Just over 300 years ago, in early December 1718, a Parisian bank was nationalised by the French state. This marked the beginning of the Mississippi Bubble, which captivated France over the following couple of years. The aristocratic world of the “ancien regime” may seem impossibly distant to modern minds. Yet there are parallels between this saga and the modern age of quantitative easing, ultra-low interest rates and highly valued asset prices. As central bankers struggle to reverse their post-crisis monetary measures, the lessons imparted by the Mississippi Bubble are more relevant than ever.Continue reading “A 300-year lesson in bubble inflation”
Although most frequently attributed to the sinking of the RMS Titanic in 1912, the maritime tradition is that a sea captain is responsible for his ship and all those embarked upon it. In an emergency, his duty is to either save them or die trying.Continue reading “Skin in the Game: the Tradition of the Captain and His Ship”
This morning I awoke to front page tributes in the Wall Street Journal and the New York Times commemorating the life of an extraordinary man: Jack Bogle. Like his wife, Eve, and their children, I mourn the loss of a giant.Continue reading “In the Company of Greatness”
We keynoted our first blog post on May 31, 2017 with an inauspicious title, An Enterprising Thought: Cash Is an Option. From that point, the S&P 500 continued its seemingly endless advance, finishing the year up 10.8%. In May, the two-year treasury was yielding a middling 2.2%. Ever since the Great Recession, cash has been a dirty word. As a result, money flowed into every other asset class, with equities being the best-performing over the last 10 years.Continue reading “Reflections On Cash As An Option”
Paraphrasing a refreshingly perceptive Ben Sasse, first-term senator from Nebraska: Those of us in the investment management profession know people who appear to sincerely want our advice, but then resist when we tell them something they don’t want to hear. In all candor, I must admit to being on the receiving end as well. I have rejected sound advice from time to time, and I suspect you have too.[i] Such is the result of bias.Continue reading “‘Tell Me What I Wanna Hear’”

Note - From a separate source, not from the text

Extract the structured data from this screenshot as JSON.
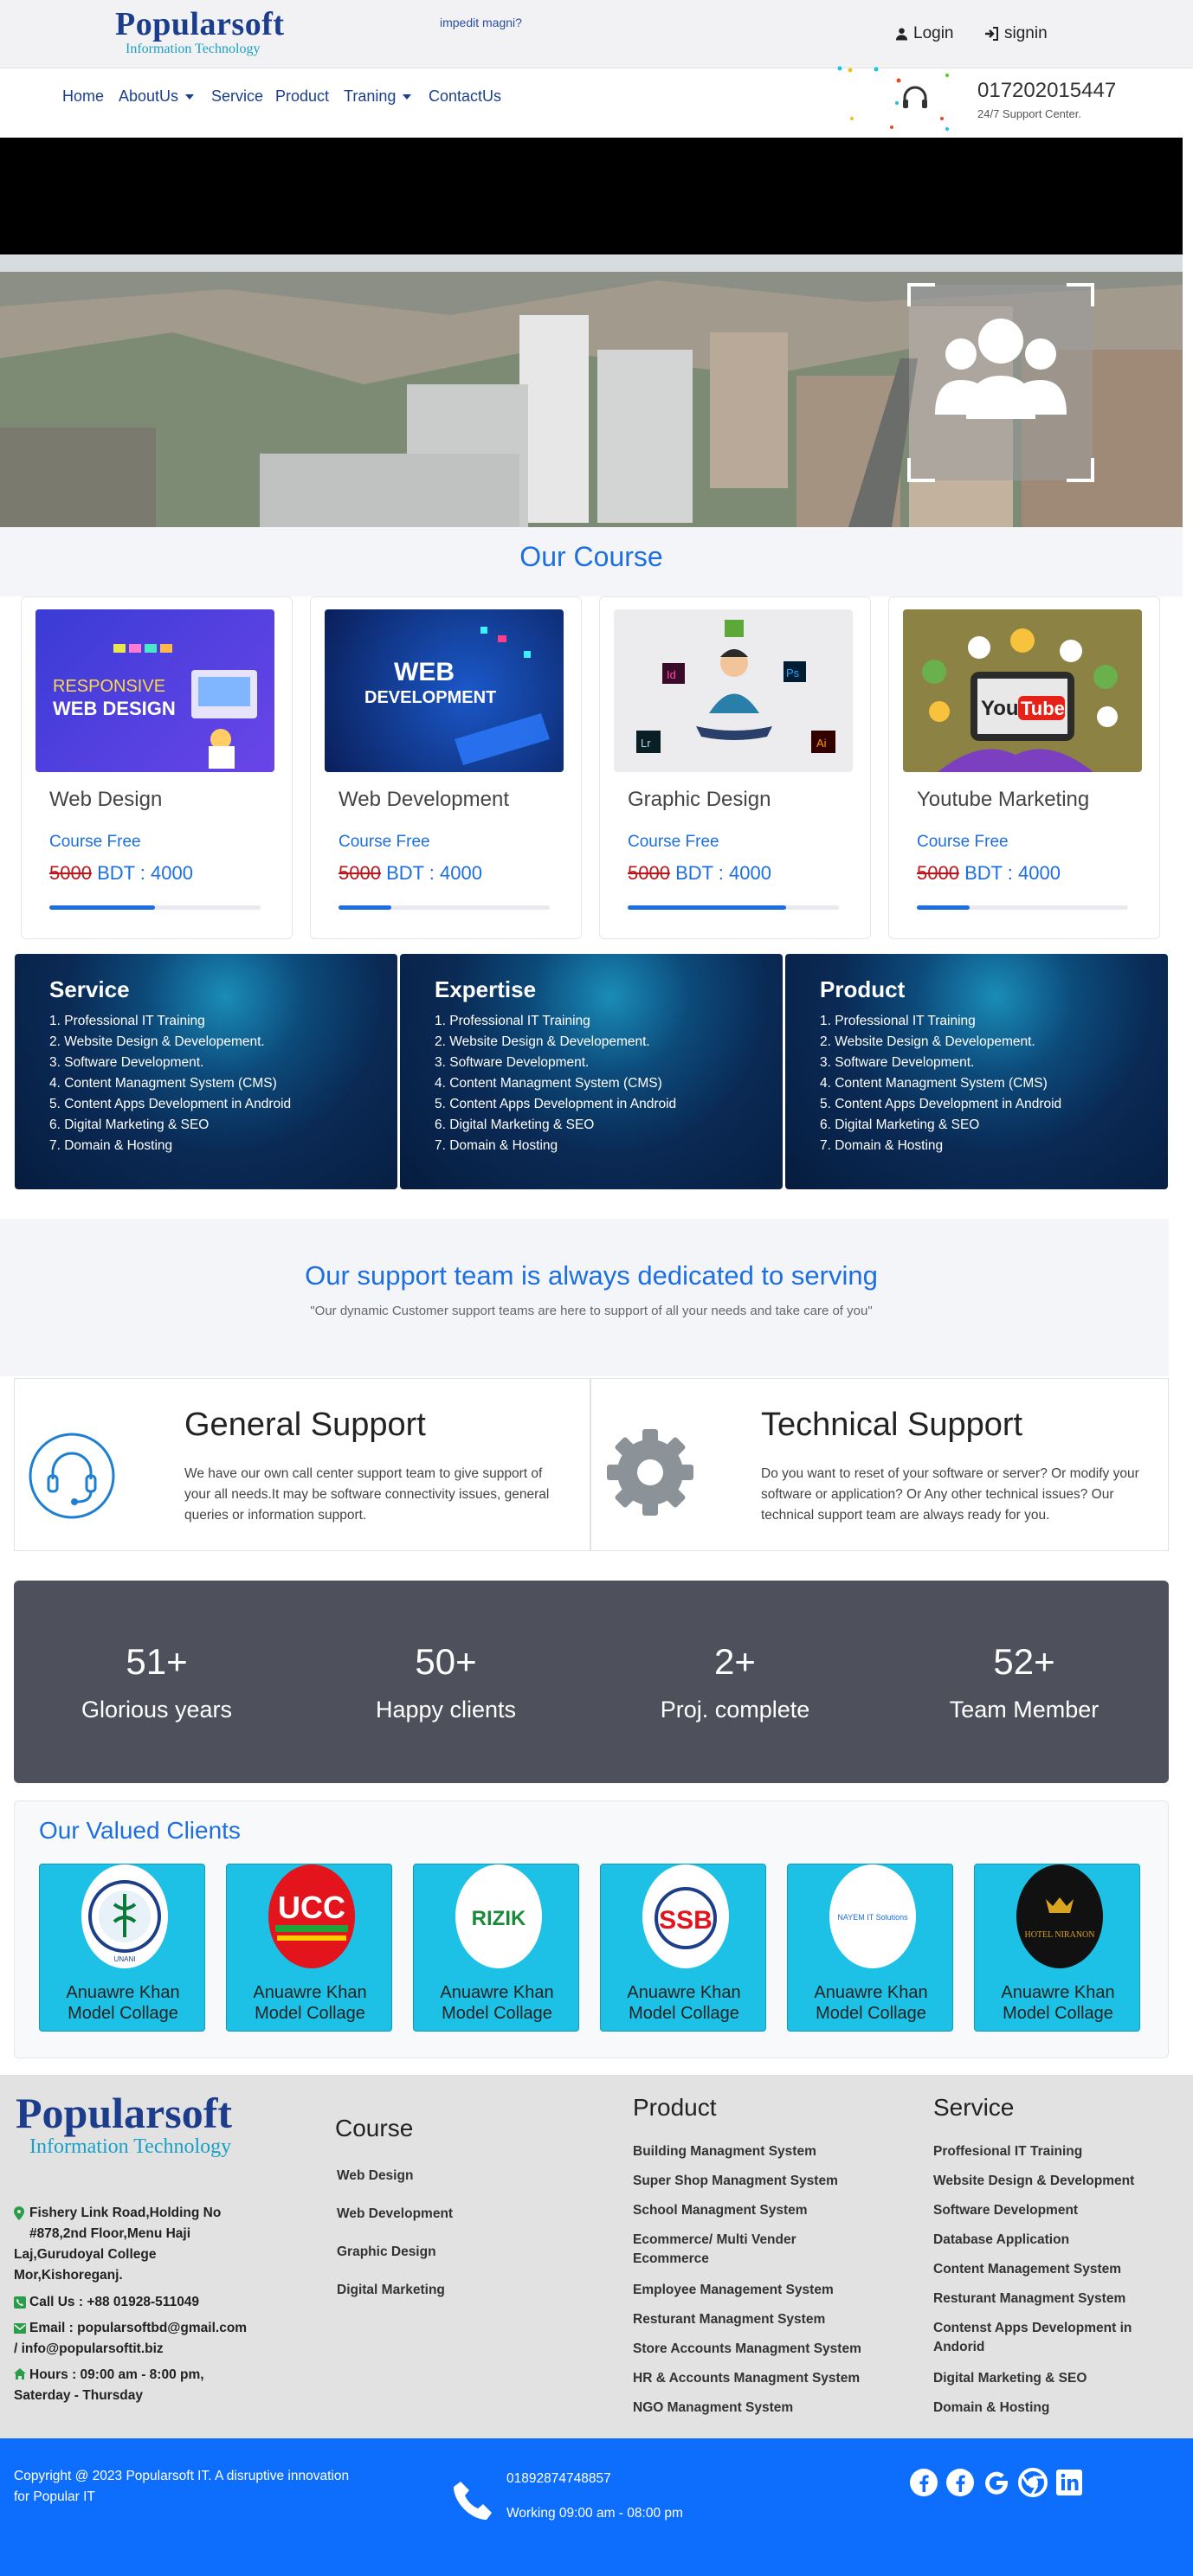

Just two words uttered by Fed Chairman Jerome Powell during a mid-day speech on Wednesday, November 28 sent the S&P up 2.3% by the close. The S&P 500 went on to notch an overall 2.8% gain for the week—despite lingering uncertainty surrounding the G-20 Saturday, December 1 dinner meeting between Presidents Donald Trump and Xi Jinping on the ever-mercurial Sino-American trade war. Continue reading “Hitting the Pause Button”
Our July 16, 2018, post “The Future of America’s Economy …” began with the phrase that headlined a Wall Street Journal feature on April 13. The Journal characterized Elkhart thusly: “From Bust to Boomtown: Life in a Comeback City.” The Midwestern city has risen from the ignominy of being singled out as having the nation’s highest unemployment rate of 22% in 2009 to having one of the lowest in 2018 at 2.7% in May of this year.

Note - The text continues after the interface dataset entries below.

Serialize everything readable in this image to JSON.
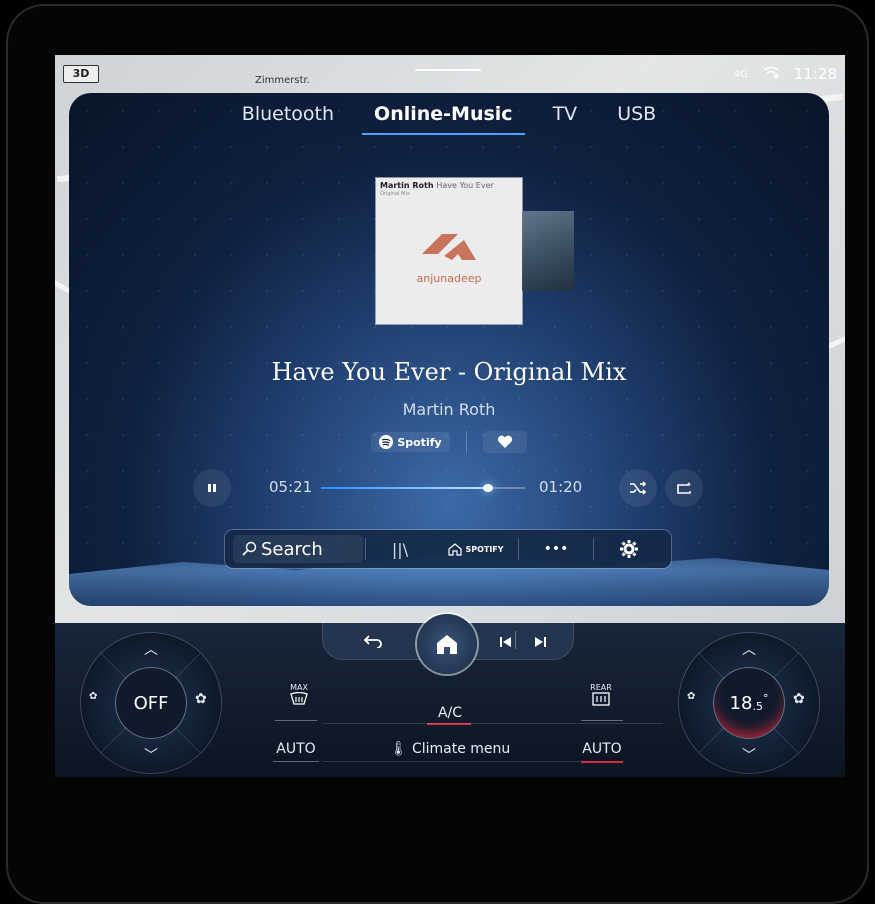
{
  "status_bar": {
    "view_mode": "3D",
    "street_label": "Zimmerstr.",
    "signal": "4G",
    "time": "11:28"
  },
  "tabs": [
    {
      "label": "Bluetooth",
      "active": false
    },
    {
      "label": "Online-Music",
      "active": true
    },
    {
      "label": "TV",
      "active": false
    },
    {
      "label": "USB",
      "active": false
    }
  ],
  "album": {
    "cover_artist": "Martin Roth",
    "cover_title": "Have You Ever",
    "cover_sub": "Original Mix",
    "label": "anjunadeep"
  },
  "now_playing": {
    "title": "Have You Ever - Original Mix",
    "artist": "Martin Roth",
    "source": "Spotify",
    "elapsed": "05:21",
    "remaining": "01:20",
    "progress": 0.82
  },
  "toolbar": {
    "search_label": "Search",
    "library_label": "||\\",
    "spotify_label": "SPOTIFY",
    "more_label": "•••"
  },
  "climate": {
    "left_zone": "OFF",
    "right_temp": "18",
    "right_temp_decimal": ".5",
    "right_temp_unit": "°",
    "max_label": "MAX",
    "rear_label": "REAR",
    "ac_label": "A/C",
    "auto_left": "AUTO",
    "auto_right": "AUTO",
    "climate_menu": "Climate menu"
  },
  "colors": {
    "accent": "#4aa3ff",
    "active_red": "#e0283c"
  }
}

In our last post we alluded to the possibility that the technology-driven Fourth Industrial Revolution, for which many economists hope, will not be a panacea for enhancing productivity, in contrast to with earlier U.S. post-1870 industrial revolutions. Moreover, we addressed a complex structural factor, the slowing rate of increase in educational attainment, that insidiously depresses productivity growth. Continue reading “Productivity Growth II: Can the U.S. Economy Stay Airborne Without It?”